Foreword to the 1994 edition. -- Foreword to the 1964 edition. -- 1 The house, from cellar to garret. The significance of the hut. -- 2 House and universe. -- 3 Drawers, chests and wardrobes. -- 4 Nests. -- 5 Shells. -- 6 Corners. -- 7 Miniature. -- 8 Intimate immensity. -- 9 The dialectics of outside and inside. -- 10 The phenomenology of roundness
'In poetry and in folktale, in modern psychology and modern ornithology, Bachelard finds the bits and pieces of evidence he weaves into his argument that the house is a nest for dreaming, a shelter for imagining.

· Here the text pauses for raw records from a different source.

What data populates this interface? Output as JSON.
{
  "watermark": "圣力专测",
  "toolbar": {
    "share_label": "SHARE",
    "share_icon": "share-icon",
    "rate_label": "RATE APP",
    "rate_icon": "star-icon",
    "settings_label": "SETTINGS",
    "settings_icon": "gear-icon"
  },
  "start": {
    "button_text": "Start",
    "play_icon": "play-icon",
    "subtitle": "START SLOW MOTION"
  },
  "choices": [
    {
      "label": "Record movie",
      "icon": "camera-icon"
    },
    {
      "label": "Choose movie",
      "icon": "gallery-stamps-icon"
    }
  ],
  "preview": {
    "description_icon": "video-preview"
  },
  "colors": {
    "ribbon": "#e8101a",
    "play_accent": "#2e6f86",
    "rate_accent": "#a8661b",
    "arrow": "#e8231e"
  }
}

Beyond his startling, unsettling illuminations of criminal cellars and raisin-smelling cabinets, his insistence that people need houses in order to dream, in order to imagine, remains one of the most unnerving, most convincing arguments in Western philosophy.' -- Foreword to the 1994 ed.